The Ebola outbreak in the northeast of the Democratic Republic of Congo (DRC) was declared over today, almost two years since the first case was confirmed. The DRC Ministry of Health made the announcement after no new cases were reported 42 days since the last patient tested negative for the virus.
The outbreak started in August 2018. There were 3470 cases, 2287 lives lost and 1171 survivors, making it the second-deadliest after the one in West Africa that lasted from 2014 to 2016.
In a context of insecurity, the efforts to halt the 10th Ebola outbreak in the DRC were particularly challenging. Emergency teams from the World Health Organization (WHO), partner organizations, the DRC Ministry of Health and communities made huge efforts to end the outbreak.
“During the almost two years we fought the Ebola virus, WHO and partners helped strengthen the capacity of local health authorities to manage outbreaks,” says Dr Matshidiso Moeti, WHO Regional Director for Africa.
“The DRC is now better, smarter and faster at responding to Ebola and this is an enduring legacy which is supporting the response to COVID-19 and other outbreaks.”

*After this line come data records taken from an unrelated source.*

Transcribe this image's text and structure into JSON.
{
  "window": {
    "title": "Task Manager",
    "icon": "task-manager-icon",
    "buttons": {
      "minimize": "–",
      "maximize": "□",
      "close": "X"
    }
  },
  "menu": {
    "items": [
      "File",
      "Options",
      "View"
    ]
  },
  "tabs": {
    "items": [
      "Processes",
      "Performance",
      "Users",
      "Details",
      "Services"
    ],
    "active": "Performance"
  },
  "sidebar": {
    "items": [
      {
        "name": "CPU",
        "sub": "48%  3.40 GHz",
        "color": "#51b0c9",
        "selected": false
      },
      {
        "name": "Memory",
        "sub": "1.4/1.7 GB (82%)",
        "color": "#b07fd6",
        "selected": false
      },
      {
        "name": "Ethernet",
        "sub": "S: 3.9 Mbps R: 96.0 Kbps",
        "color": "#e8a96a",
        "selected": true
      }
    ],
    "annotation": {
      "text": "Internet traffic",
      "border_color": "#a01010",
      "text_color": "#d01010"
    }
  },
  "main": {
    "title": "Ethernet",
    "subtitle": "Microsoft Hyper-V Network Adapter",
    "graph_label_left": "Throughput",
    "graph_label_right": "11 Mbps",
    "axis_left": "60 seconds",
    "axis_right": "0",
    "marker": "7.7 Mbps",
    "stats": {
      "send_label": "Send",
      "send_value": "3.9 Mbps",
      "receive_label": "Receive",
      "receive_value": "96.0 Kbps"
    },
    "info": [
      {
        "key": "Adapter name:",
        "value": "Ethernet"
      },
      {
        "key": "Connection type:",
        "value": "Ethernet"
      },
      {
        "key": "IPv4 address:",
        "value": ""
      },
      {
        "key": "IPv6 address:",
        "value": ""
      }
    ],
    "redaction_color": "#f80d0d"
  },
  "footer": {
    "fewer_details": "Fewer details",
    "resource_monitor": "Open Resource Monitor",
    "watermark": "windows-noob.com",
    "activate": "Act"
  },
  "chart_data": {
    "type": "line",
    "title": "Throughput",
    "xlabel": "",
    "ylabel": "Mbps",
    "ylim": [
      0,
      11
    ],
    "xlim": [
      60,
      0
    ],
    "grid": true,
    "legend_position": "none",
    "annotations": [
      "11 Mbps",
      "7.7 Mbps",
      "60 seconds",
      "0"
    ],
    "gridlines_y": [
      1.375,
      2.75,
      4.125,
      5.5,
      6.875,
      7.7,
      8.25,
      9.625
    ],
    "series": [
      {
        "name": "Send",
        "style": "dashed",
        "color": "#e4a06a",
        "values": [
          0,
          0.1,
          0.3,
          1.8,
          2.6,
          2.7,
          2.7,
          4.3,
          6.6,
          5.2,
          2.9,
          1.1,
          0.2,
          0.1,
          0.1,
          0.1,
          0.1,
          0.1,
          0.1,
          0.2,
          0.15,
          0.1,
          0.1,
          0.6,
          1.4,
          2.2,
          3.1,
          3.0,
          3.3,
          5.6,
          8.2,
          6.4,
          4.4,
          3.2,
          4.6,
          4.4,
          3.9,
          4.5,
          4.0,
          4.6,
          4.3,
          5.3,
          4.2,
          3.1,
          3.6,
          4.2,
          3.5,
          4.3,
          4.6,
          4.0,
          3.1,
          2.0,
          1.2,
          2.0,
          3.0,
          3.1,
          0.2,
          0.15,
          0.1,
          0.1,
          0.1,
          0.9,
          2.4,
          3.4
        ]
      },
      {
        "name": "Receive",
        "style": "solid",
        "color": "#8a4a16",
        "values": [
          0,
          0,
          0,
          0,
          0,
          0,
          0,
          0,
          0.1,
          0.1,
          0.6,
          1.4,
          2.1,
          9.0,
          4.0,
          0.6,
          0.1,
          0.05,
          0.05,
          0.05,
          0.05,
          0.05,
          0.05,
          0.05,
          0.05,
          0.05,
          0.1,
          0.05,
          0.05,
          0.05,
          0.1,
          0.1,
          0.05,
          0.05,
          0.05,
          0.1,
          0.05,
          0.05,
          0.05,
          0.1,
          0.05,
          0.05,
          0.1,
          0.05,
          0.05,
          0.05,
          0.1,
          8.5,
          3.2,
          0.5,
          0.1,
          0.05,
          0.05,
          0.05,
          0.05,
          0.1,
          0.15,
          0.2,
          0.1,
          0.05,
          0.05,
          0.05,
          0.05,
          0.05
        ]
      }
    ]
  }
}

The gains made during this response are already being applied to other public health emergencies in the DRC.
Many of the key approaches in tackling Ebola such as contact tracing, infection prevention and control and isolating patients and suspected cases are at the core of COVID-19 response in the country, where 6411 cases have been confirmed so far, with 885 recoveries and 142 deaths.

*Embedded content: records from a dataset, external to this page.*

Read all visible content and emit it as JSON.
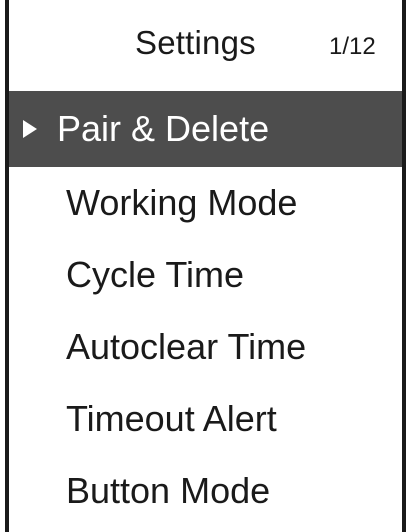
{
  "header": {
    "title": "Settings",
    "page_indicator": "1/12"
  },
  "menu": {
    "selected_index": 0,
    "items": [
      {
        "label": "Pair & Delete",
        "selected": true
      },
      {
        "label": "Working Mode",
        "selected": false
      },
      {
        "label": "Cycle Time",
        "selected": false
      },
      {
        "label": "Autoclear Time",
        "selected": false
      },
      {
        "label": "Timeout Alert",
        "selected": false
      },
      {
        "label": "Button Mode",
        "selected": false
      }
    ]
  },
  "icons": {
    "cursor": "triangle-right-icon"
  },
  "colors": {
    "background": "#ffffff",
    "text": "#1a1a1a",
    "selection_background": "#4d4d4d",
    "selection_text": "#ffffff"
  }
}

WHO is supporting countries in Africa as the COVID-19 pandemic accelerates in the region. As well as providing equipment and expertise to support the response, WHO is also helping countries to minimize disruption to essential health services and to restore a full range of services as lockdowns are eased to protect people from preventable diseases like malaria.